*** Input material ***

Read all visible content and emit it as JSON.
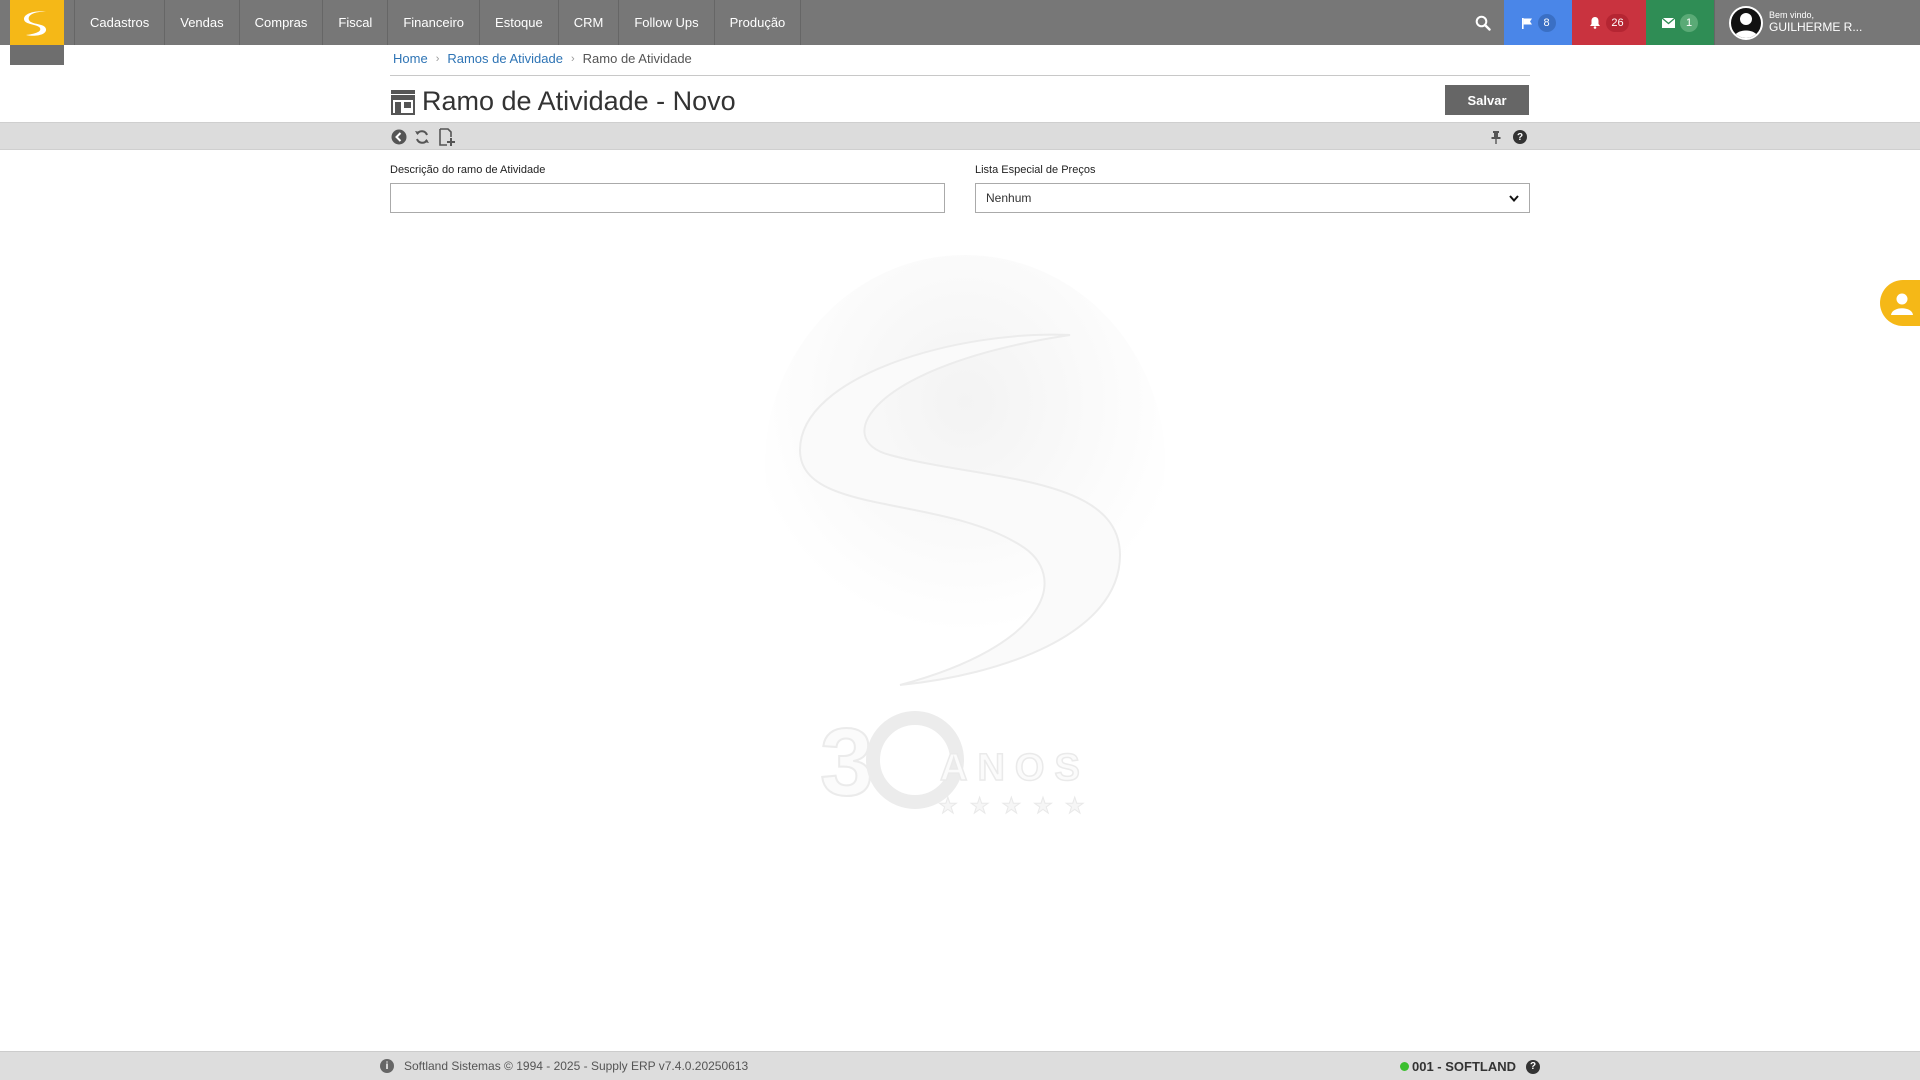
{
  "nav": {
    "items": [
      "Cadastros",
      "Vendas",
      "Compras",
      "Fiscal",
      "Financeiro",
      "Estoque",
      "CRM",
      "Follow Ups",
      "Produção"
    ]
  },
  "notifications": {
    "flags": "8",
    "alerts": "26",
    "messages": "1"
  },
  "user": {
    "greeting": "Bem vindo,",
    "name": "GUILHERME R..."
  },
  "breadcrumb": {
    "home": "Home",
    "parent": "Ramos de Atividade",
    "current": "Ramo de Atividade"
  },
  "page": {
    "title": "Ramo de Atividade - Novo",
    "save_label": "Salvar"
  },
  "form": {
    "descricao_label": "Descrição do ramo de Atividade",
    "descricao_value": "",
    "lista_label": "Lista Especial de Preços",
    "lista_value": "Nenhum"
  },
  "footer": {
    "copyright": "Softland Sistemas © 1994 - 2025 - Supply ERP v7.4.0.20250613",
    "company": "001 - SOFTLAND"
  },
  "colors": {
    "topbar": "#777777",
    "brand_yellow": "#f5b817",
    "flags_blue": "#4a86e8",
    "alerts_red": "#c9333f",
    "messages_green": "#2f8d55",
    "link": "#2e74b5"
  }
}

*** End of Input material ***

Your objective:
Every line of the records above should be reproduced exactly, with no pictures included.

Task solution:
Read all visible content and emit it as JSON.
{
  "nav": {
    "items": [
      "Cadastros",
      "Vendas",
      "Compras",
      "Fiscal",
      "Financeiro",
      "Estoque",
      "CRM",
      "Follow Ups",
      "Produção"
    ]
  },
  "notifications": {
    "flags": "8",
    "alerts": "26",
    "messages": "1"
  },
  "user": {
    "greeting": "Bem vindo,",
    "name": "GUILHERME R..."
  },
  "breadcrumb": {
    "home": "Home",
    "parent": "Ramos de Atividade",
    "current": "Ramo de Atividade"
  },
  "page": {
    "title": "Ramo de Atividade - Novo",
    "save_label": "Salvar"
  },
  "form": {
    "descricao_label": "Descrição do ramo de Atividade",
    "descricao_value": "",
    "lista_label": "Lista Especial de Preços",
    "lista_value": "Nenhum"
  },
  "footer": {
    "copyright": "Softland Sistemas © 1994 - 2025 - Supply ERP v7.4.0.20250613",
    "company": "001 - SOFTLAND"
  },
  "colors": {
    "topbar": "#777777",
    "brand_yellow": "#f5b817",
    "flags_blue": "#4a86e8",
    "alerts_red": "#c9333f",
    "messages_green": "#2f8d55",
    "link": "#2e74b5"
  }
}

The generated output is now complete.